  Thanks so much for your reply, and all the work you do answering

questions for the community.

  Is there an online calculator available that we can use to work

out a balanced diet for our stock (dairy goats)?

  We are just starting on this venture and relying on local

practices to supply their food, but I’m not convinced that local
practice is necessarily the best practice.

cheers

Wayne

1 Like

Thanks Chris,

  Unfortunately I'm trapped in New Zealand and the land I'm

developing is in Myanmar, so have to rely on Messenger messages
with my local team to try and sort out the problem.

I’ll pass your comments on to them

cheers

Wayne

Hey again Wayne!

Great question on balancing local diets for dairy goats! I have heard this need repeatedly from the network. There are a lot of feed balancing calculators out there (some free, some cost money), but most of them focus on meals and/or don’t focus on forages which is what most of our network depends on. If you only have a few ingredients, or are meal-focused, here’s a link to a list of resources to filter through to see what is appropriate for your feed! If you are mostly feeding forage - see below.

Here’s an intro article about feed options for ruminants in the tropics by Keith Mikkelson who has a lot of experience in on-farm feed generation and works in the Philippines. He included some nutritional tables, interesting tips, and ideas.

I’ve been slowly working alongside a partner at our East Africa office to gathering nutritional data from primary literature to create a forage-based feed calculator. It is by no means ready yet, but I can absolutely try to use it to balance your feed for you to get you a place to start from. I would need the following information:

  • number of animals
  • type of animal (I’m going to assume dairy goat)
  • feed ingredients (both meals/grains and forages you often feed. I have a list of over 100, but will quickly try to find any that you feed that I don’t have)
  • how long one batch of feed lasts (or what you want it to last). Do you forage and feed daily? or do you want to calculate on a weekly basis?

Feel free to email me if that’s easier. My email is sswartz@echonet.org

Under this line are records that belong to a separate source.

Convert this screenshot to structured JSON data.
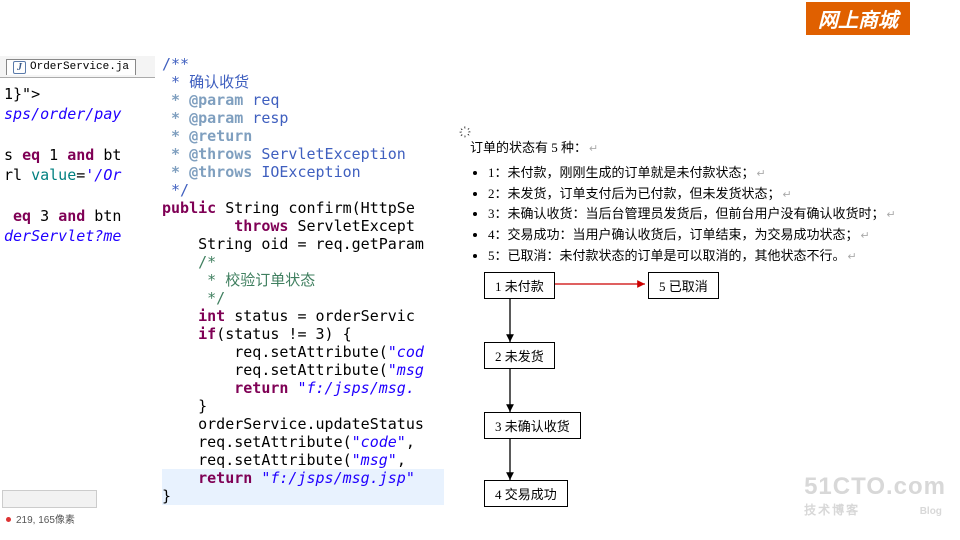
{
  "banner": {
    "text": "网上商城"
  },
  "tabs": {
    "file_icon": "J",
    "filename": "OrderService.ja"
  },
  "left_snippets": {
    "l1": "1}\">",
    "l2_a": "sps/order/pay",
    "l3_a": "s ",
    "l3_eq": "eq",
    "l3_b": " 1 ",
    "l3_and": "and",
    "l3_c": " bt",
    "l4_a": "rl ",
    "l4_val": "value",
    "l4_b": "=",
    "l4_str": "'/Or",
    "l5_a": " ",
    "l5_eq": "eq",
    "l5_b": " 3 ",
    "l5_and": "and",
    "l5_c": " btn",
    "l6": "derServlet?me"
  },
  "code": {
    "jd_open": "/**",
    "jd_l1": " * 确认收货",
    "jd_l2_tag": " * @param",
    "jd_l2_txt": " req",
    "jd_l3_tag": " * @param",
    "jd_l3_txt": " resp",
    "jd_l4_tag": " * @return",
    "jd_l4_txt": "",
    "jd_l5_tag": " * @throws",
    "jd_l5_txt": " ServletException",
    "jd_l6_tag": " * @throws",
    "jd_l6_txt": " IOException",
    "jd_close": " */",
    "m_kw1": "public",
    "m_sig": " String confirm(HttpSe",
    "m_kw2": "throws",
    "m_sig2": " ServletExcept",
    "l_body1a": "    String oid = req.getParam",
    "l_c1": "    /*",
    "l_c2": "     * 校验订单状态",
    "l_c3": "     */",
    "l_int": "    int",
    "l_int_r": " status = orderServic",
    "l_if": "    if",
    "l_if_r": "(status != 3) {",
    "l_r1a": "        req.setAttribute(",
    "l_r1s": "\"cod",
    "l_r2a": "        req.setAttribute(",
    "l_r2s": "\"msg",
    "l_ret": "        return",
    "l_ret_s": " \"f:/jsps/msg.",
    "l_cb": "    }",
    "l_u1": "    orderService.updateStatus",
    "l_u2a": "    req.setAttribute(",
    "l_u2s": "\"code\"",
    "l_u2c": ", ",
    "l_u3a": "    req.setAttribute(",
    "l_u3s": "\"msg\"",
    "l_u3c": ", ",
    "l_ret2": "    return",
    "l_ret2_s": " \"f:/jsps/msg.jsp\"",
    "l_end": "}"
  },
  "doc": {
    "title": "订单的状态有 5 种：",
    "items": [
      "1：未付款，刚刚生成的订单就是未付款状态；",
      "2：未发货，订单支付后为已付款，但未发货状态；",
      "3：未确认收货：当后台管理员发货后，但前台用户没有确认收货时；",
      "4：交易成功：当用户确认收货后，订单结束，为交易成功状态；",
      "5：已取消：未付款状态的订单是可以取消的，其他状态不行。"
    ]
  },
  "diagram": {
    "b1": "1 未付款",
    "b2": "2 未发货",
    "b3": "3 未确认收货",
    "b4": "4 交易成功",
    "b5": "5 已取消"
  },
  "status": {
    "coords": "219, 165像素"
  },
  "watermark": {
    "line1": "51CTO.com",
    "line2": "技术博客",
    "line3": "Blog"
  }
}
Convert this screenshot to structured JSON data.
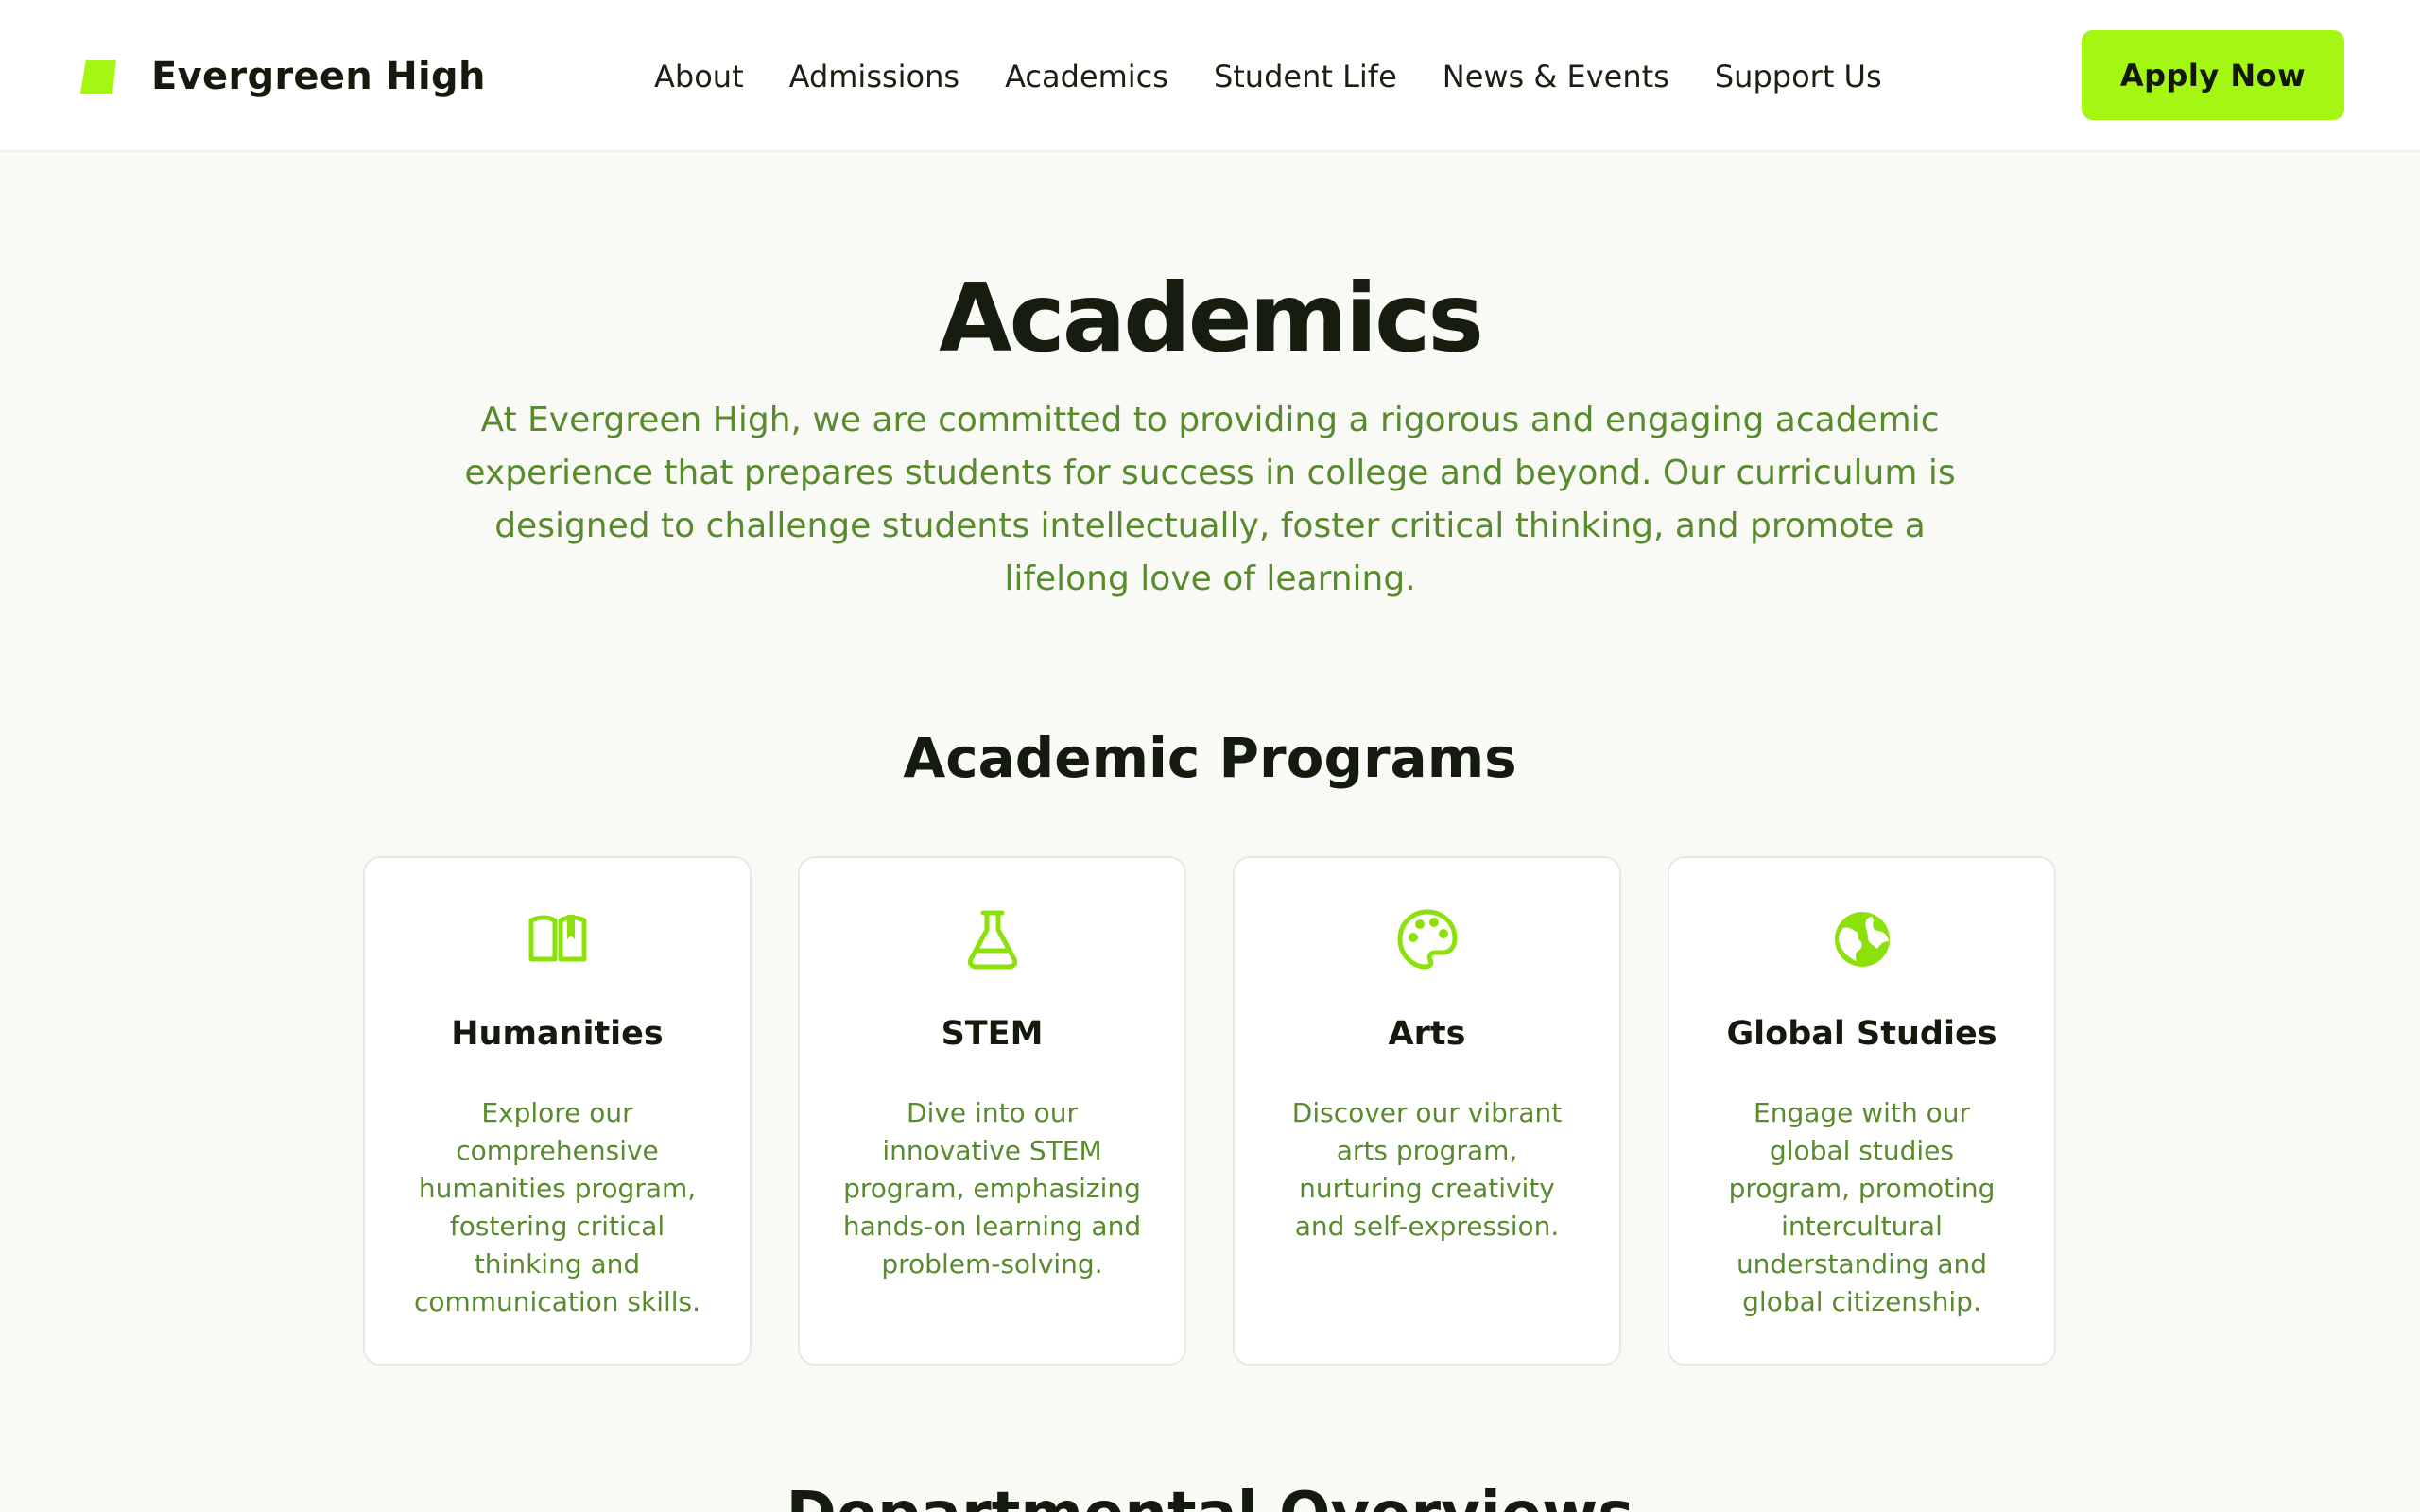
{
  "header": {
    "brand_name": "Evergreen High",
    "brand_logo_icon": "leaf-block-logo",
    "nav": [
      {
        "label": "About"
      },
      {
        "label": "Admissions"
      },
      {
        "label": "Academics"
      },
      {
        "label": "Student Life"
      },
      {
        "label": "News & Events"
      },
      {
        "label": "Support Us"
      }
    ],
    "cta_label": "Apply Now"
  },
  "intro": {
    "title": "Academics",
    "text": "At Evergreen High, we are committed to providing a rigorous and engaging academic experience that prepares students for success in college and beyond. Our curriculum is designed to challenge students intellectually, foster critical thinking, and promote a lifelong love of learning."
  },
  "programs": {
    "heading": "Academic Programs",
    "items": [
      {
        "icon": "open-book-icon",
        "title": "Humanities",
        "description": "Explore our comprehensive humanities program, fostering critical thinking and communication skills."
      },
      {
        "icon": "flask-icon",
        "title": "STEM",
        "description": "Dive into our innovative STEM program, emphasizing hands-on learning and problem-solving."
      },
      {
        "icon": "palette-icon",
        "title": "Arts",
        "description": "Discover our vibrant arts program, nurturing creativity and self-expression."
      },
      {
        "icon": "globe-icon",
        "title": "Global Studies",
        "description": "Engage with our global studies program, promoting intercultural understanding and global citizenship."
      }
    ]
  },
  "next_section": {
    "heading": "Departmental Overviews"
  },
  "colors": {
    "accent": "#a3f712",
    "text_green": "#5a8a2e",
    "heading": "#141a0d",
    "background": "#f9faf6"
  }
}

If someone already knows of a tropical-foraged, tropical-breed based feed calculator, please share it! You will save me a lot of time and effort

Just a heads up. I have been told by farmers in Belize not to introduce tobacco to a farm or garden as it can contain other contaminates that can introduce other infections. Not so sure about tabacco tea however.
Cheers!

that might be tobacco mosaic virus that as far as I know only affects similar Solonacae - tomatoes, potatoes, aubergine - if so, yes it’s a risk, tho a low one especially if indoors (polytunnel etc. with overhead watering)